Date: January 1, 1997
Creator: Kirner, D. L.; Burky, R.; Taylor, R. E. & Southon, J. R.
Partner: UNT Libraries Government Documents Department

Extended Rayleigh model of bubble evolution with material strength compared to detailed dynamic simulations

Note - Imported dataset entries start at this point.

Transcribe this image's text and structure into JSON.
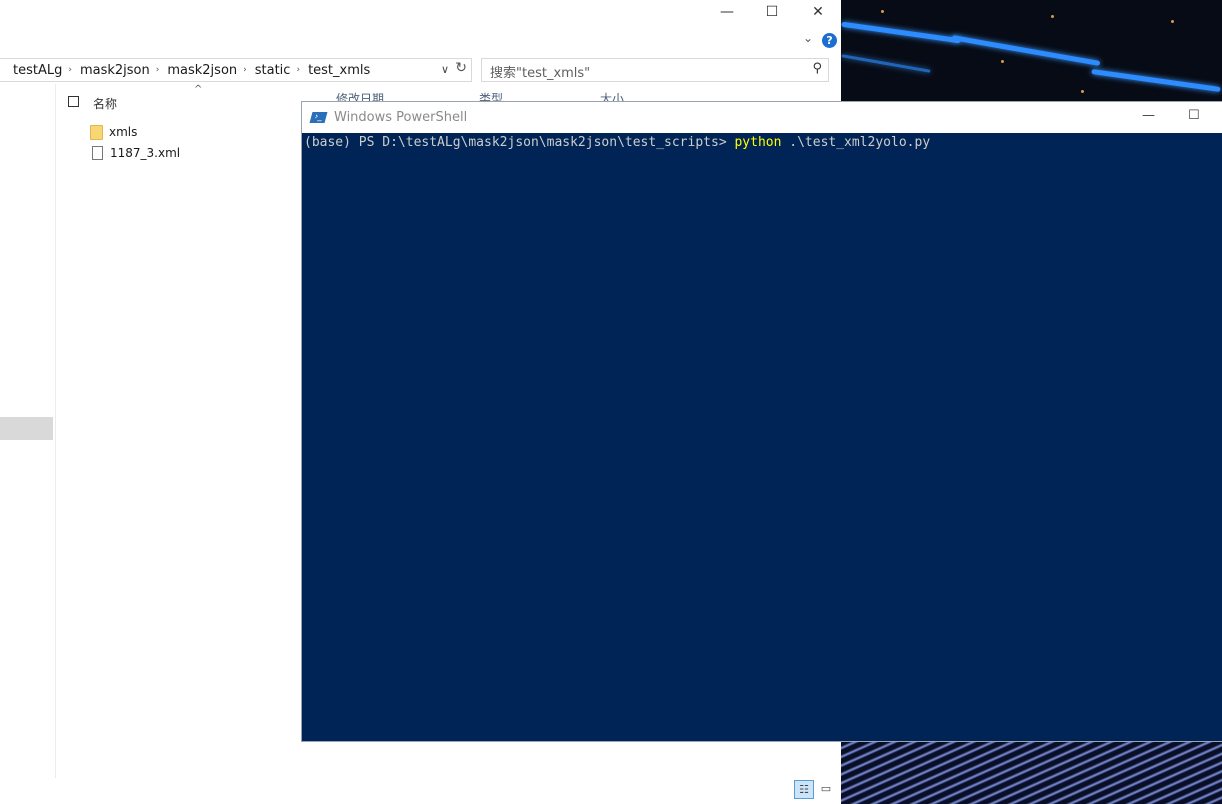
{
  "explorer": {
    "window_controls": {
      "minimize": "—",
      "maximize": "☐",
      "close": "✕"
    },
    "breadcrumb": [
      "testALg",
      "mask2json",
      "mask2json",
      "static",
      "test_xmls"
    ],
    "search_placeholder": "搜索\"test_xmls\"",
    "columns": {
      "name": "名称",
      "modified": "修改日期",
      "type": "类型",
      "size": "大小"
    },
    "files": [
      {
        "name": "xmls",
        "kind": "folder"
      },
      {
        "name": "1187_3.xml",
        "kind": "file"
      }
    ]
  },
  "powershell": {
    "title": "Windows PowerShell",
    "prompt": "(base) PS D:\\testALg\\mask2json\\mask2json\\test_scripts> ",
    "command": "python",
    "args": " .\\test_xml2yolo.py",
    "colors": {
      "background": "#012456",
      "command": "#ffff00"
    }
  }
}
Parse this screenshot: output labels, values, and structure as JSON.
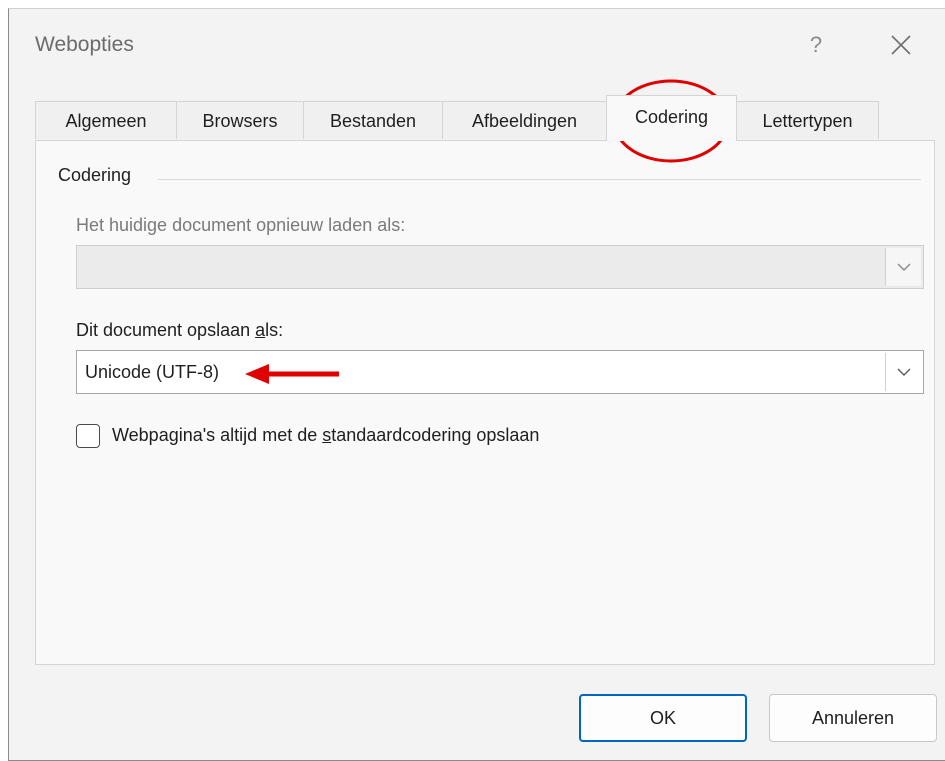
{
  "window": {
    "title": "Webopties",
    "help_label": "?"
  },
  "tabs": [
    {
      "label": "Algemeen",
      "active": false
    },
    {
      "label": "Browsers",
      "active": false
    },
    {
      "label": "Bestanden",
      "active": false
    },
    {
      "label": "Afbeeldingen",
      "active": false
    },
    {
      "label": "Codering",
      "active": true
    },
    {
      "label": "Lettertypen",
      "active": false
    }
  ],
  "encoding": {
    "group_label": "Codering",
    "reload_label": "Het huidige document opnieuw laden als:",
    "reload_value": "",
    "save_label_prefix": "Dit document opslaan ",
    "save_label_accel": "a",
    "save_label_suffix": "ls:",
    "save_value": "Unicode (UTF-8)",
    "checkbox_prefix": "Webpagina's altijd met de ",
    "checkbox_accel": "s",
    "checkbox_suffix": "tandaardcodering opslaan",
    "checkbox_checked": false
  },
  "buttons": {
    "ok": "OK",
    "cancel": "Annuleren"
  },
  "icons": {
    "close": "close-icon",
    "dropdown": "chevron-down-icon"
  },
  "annotation_color": "#e00000",
  "accent_color": "#0067c0"
}
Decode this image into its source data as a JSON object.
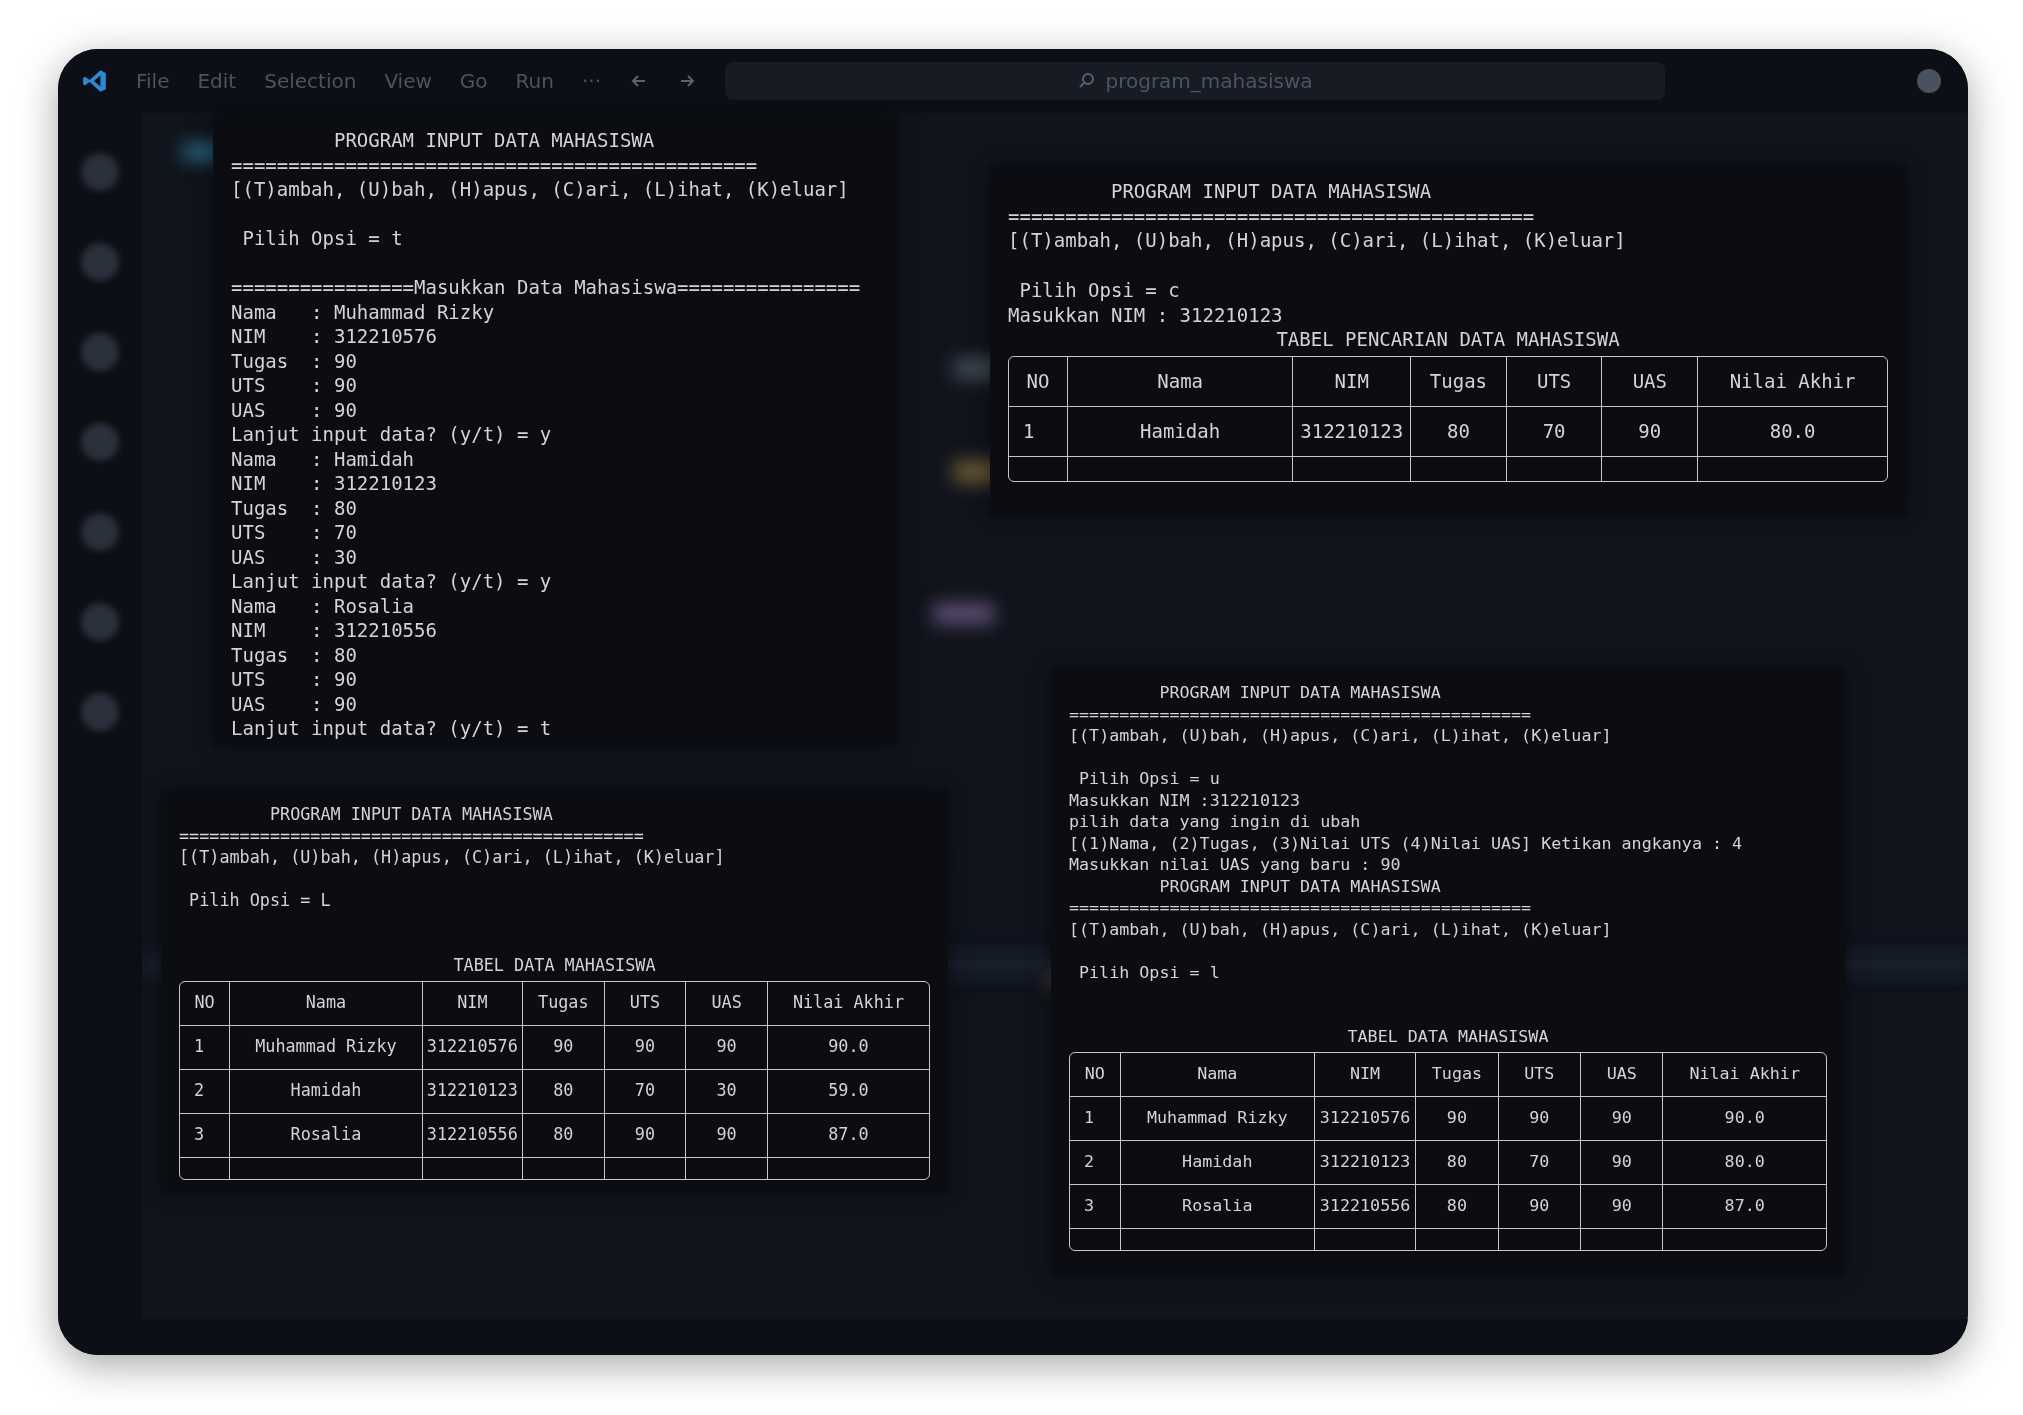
{
  "editor": {
    "menu": [
      "File",
      "Edit",
      "Selection",
      "View",
      "Go",
      "Run",
      "···"
    ],
    "search": "program_mahasiswa"
  },
  "terminals": [
    {
      "lines": [
        {
          "kind": "title",
          "text": "PROGRAM INPUT DATA MAHASISWA"
        },
        {
          "kind": "line",
          "text": "=============================================="
        },
        {
          "kind": "line",
          "text": "[(T)ambah, (U)bah, (H)apus, (C)ari, (L)ihat, (K)eluar]"
        },
        {
          "kind": "blank"
        },
        {
          "kind": "prompt",
          "text": "Pilih Opsi = t"
        },
        {
          "kind": "blank"
        },
        {
          "kind": "line",
          "text": "================Masukkan Data Mahasiswa================"
        },
        {
          "kind": "line",
          "text": "Nama   : Muhammad Rizky"
        },
        {
          "kind": "line",
          "text": "NIM    : 312210576"
        },
        {
          "kind": "line",
          "text": "Tugas  : 90"
        },
        {
          "kind": "line",
          "text": "UTS    : 90"
        },
        {
          "kind": "line",
          "text": "UAS    : 90"
        },
        {
          "kind": "line",
          "text": "Lanjut input data? (y/t) = y"
        },
        {
          "kind": "line",
          "text": "Nama   : Hamidah"
        },
        {
          "kind": "line",
          "text": "NIM    : 312210123"
        },
        {
          "kind": "line",
          "text": "Tugas  : 80"
        },
        {
          "kind": "line",
          "text": "UTS    : 70"
        },
        {
          "kind": "line",
          "text": "UAS    : 30"
        },
        {
          "kind": "line",
          "text": "Lanjut input data? (y/t) = y"
        },
        {
          "kind": "line",
          "text": "Nama   : Rosalia"
        },
        {
          "kind": "line",
          "text": "NIM    : 312210556"
        },
        {
          "kind": "line",
          "text": "Tugas  : 80"
        },
        {
          "kind": "line",
          "text": "UTS    : 90"
        },
        {
          "kind": "line",
          "text": "UAS    : 90"
        },
        {
          "kind": "line",
          "text": "Lanjut input data? (y/t) = t"
        }
      ]
    },
    {
      "lines": [
        {
          "kind": "title",
          "text": "PROGRAM INPUT DATA MAHASISWA"
        },
        {
          "kind": "line",
          "text": "=============================================="
        },
        {
          "kind": "line",
          "text": "[(T)ambah, (U)bah, (H)apus, (C)ari, (L)ihat, (K)eluar]"
        },
        {
          "kind": "blank"
        },
        {
          "kind": "prompt",
          "text": "Pilih Opsi = c"
        },
        {
          "kind": "line",
          "text": "Masukkan NIM : 312210123"
        }
      ],
      "table": {
        "title": "TABEL PENCARIAN DATA MAHASISWA",
        "columns": [
          "NO",
          "Nama",
          "NIM",
          "Tugas",
          "UTS",
          "UAS",
          "Nilai Akhir"
        ],
        "rows": [
          [
            "1",
            "Hamidah",
            "312210123",
            "80",
            "70",
            "90",
            "80.0"
          ]
        ]
      }
    },
    {
      "lines": [
        {
          "kind": "title",
          "text": "PROGRAM INPUT DATA MAHASISWA"
        },
        {
          "kind": "line",
          "text": "=============================================="
        },
        {
          "kind": "line",
          "text": "[(T)ambah, (U)bah, (H)apus, (C)ari, (L)ihat, (K)eluar]"
        },
        {
          "kind": "blank"
        },
        {
          "kind": "prompt",
          "text": "Pilih Opsi = L"
        },
        {
          "kind": "blank"
        },
        {
          "kind": "blank"
        }
      ],
      "table": {
        "title": "TABEL DATA MAHASISWA",
        "columns": [
          "NO",
          "Nama",
          "NIM",
          "Tugas",
          "UTS",
          "UAS",
          "Nilai Akhir"
        ],
        "rows": [
          [
            "1",
            "Muhammad Rizky",
            "312210576",
            "90",
            "90",
            "90",
            "90.0"
          ],
          [
            "2",
            "Hamidah",
            "312210123",
            "80",
            "70",
            "30",
            "59.0"
          ],
          [
            "3",
            "Rosalia",
            "312210556",
            "80",
            "90",
            "90",
            "87.0"
          ]
        ]
      }
    },
    {
      "lines": [
        {
          "kind": "title",
          "text": "PROGRAM INPUT DATA MAHASISWA"
        },
        {
          "kind": "line",
          "text": "=============================================="
        },
        {
          "kind": "line",
          "text": "[(T)ambah, (U)bah, (H)apus, (C)ari, (L)ihat, (K)eluar]"
        },
        {
          "kind": "blank"
        },
        {
          "kind": "prompt",
          "text": "Pilih Opsi = u"
        },
        {
          "kind": "line",
          "text": "Masukkan NIM :312210123"
        },
        {
          "kind": "line",
          "text": "pilih data yang ingin di ubah"
        },
        {
          "kind": "line",
          "text": "[(1)Nama, (2)Tugas, (3)Nilai UTS (4)Nilai UAS] Ketikan angkanya : 4"
        },
        {
          "kind": "line",
          "text": "Masukkan nilai UAS yang baru : 90"
        },
        {
          "kind": "title",
          "text": "PROGRAM INPUT DATA MAHASISWA"
        },
        {
          "kind": "line",
          "text": "=============================================="
        },
        {
          "kind": "line",
          "text": "[(T)ambah, (U)bah, (H)apus, (C)ari, (L)ihat, (K)eluar]"
        },
        {
          "kind": "blank"
        },
        {
          "kind": "prompt",
          "text": "Pilih Opsi = l"
        },
        {
          "kind": "blank"
        },
        {
          "kind": "blank"
        }
      ],
      "table": {
        "title": "TABEL DATA MAHASISWA",
        "columns": [
          "NO",
          "Nama",
          "NIM",
          "Tugas",
          "UTS",
          "UAS",
          "Nilai Akhir"
        ],
        "rows": [
          [
            "1",
            "Muhammad Rizky",
            "312210576",
            "90",
            "90",
            "90",
            "90.0"
          ],
          [
            "2",
            "Hamidah",
            "312210123",
            "80",
            "70",
            "90",
            "80.0"
          ],
          [
            "3",
            "Rosalia",
            "312210556",
            "80",
            "90",
            "90",
            "87.0"
          ]
        ]
      }
    }
  ]
}
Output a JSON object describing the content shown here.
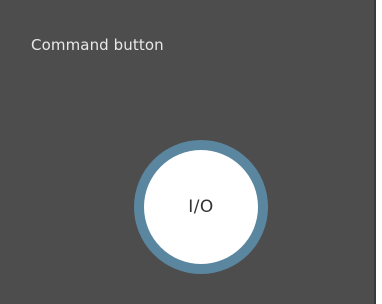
{
  "widget": {
    "title": "Command button",
    "button": {
      "label": "I/O"
    }
  },
  "colors": {
    "panel_background": "#4d4d4d",
    "title_text": "#e8e8e8",
    "button_ring": "#5b86a0",
    "button_face": "#ffffff",
    "button_text": "#333333"
  }
}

Description: The validity of an extended Rayleigh model for laser generated bubbles in soft tissue is examined. This model includes surface tension, viscosity, a realistic water equation of state, material strength and failure, stress wave emission, and linear growth of interface instabilities. It is compared to dynamic simulations using LATIS, which include stress wave propagation, water equation of state, material strength and failure, and viscosity. The model and the simulations are compared using 1-D spherical geometry with bubble in center and a 2-D cylindrical geometry of a laser fiber in water with a bubble formed at the end of the fiber. The model executes over 300x faster on computer than the dynamic simulations.
Date: March 4, 1997
Creator: Glinsky, M.E.; Amendt, P.A.; Bailey, D.S.; London, R.A.; Rubenchik, A.M. & Strauss, M.
Partner: UNT Libraries Government Documents Department

Physical mechanisms of importance to laser thrombolysis

Description: Bubble dynamics plays a key role in many medical procedures including Laser Thrombolysis (L-T), acoustic and laser lithotripsy, interocular laser surgery, photoacoustic drug delivery, and perhaps ultrasonic imaging. The authors are investigating the effect that interfaces of different materials, especially biological and biomedical materials, have on the dynamics of nearby bubbles. Collapsing bubbles often become nonspherical, resulting in spectacular directed motion with potentially both beneficial and undesirable consequences. This directed motion may explain L-T mass removal and some types of laser-induced tissue damage.
Date: December 31, 1998
Creator: Chapyak, E. J. & Godwin, R. P.
Partner: UNT Libraries Government Documents Department

Analysis of hazardous biological material by MALDI mass spectrometry

Description: Matrix-assisted laser desorption/ionization time-of-flight mass spectrometry (MALDI-MS) has become a valuable tool for analyzing microorganisms. The speed with which data can be obtained from MALDI-MS makes this a potentially important tool for biological health hazard monitoring and forensic applications. The excitement in the mass spectrometry community in this potential field of application is evident by the expanding list of research laboratories pursuing development of MALDI-MS for bacterial identification. Numerous research groups have demonstrated the ability to obtain unique MALDI-MS spectra from intact bacterial cells and bacterial cell extracts. The ability to differentiate strains of the same species has been investigated. Reproducibility of MALDI-MS spectra from bacterial species under carefully controlled experimental conditions has also been demonstrated. Wang et al. have reported on interlaboratory reproducibility of the MALDI-MS analysis of several bacterial species. However, there are still issues that need to be addressed, including the careful control of experimental parameters for reproducible spectra and selection of optimal experimental parameters such as solvent and matrix.
Date: March 21, 2000
Creator: Wahl, KL; Jarman, KH; Valentine, NB; Kingsley, MT; Petersen, CE; Cebula, ST et al.
Partner: UNT Libraries Government Documents Department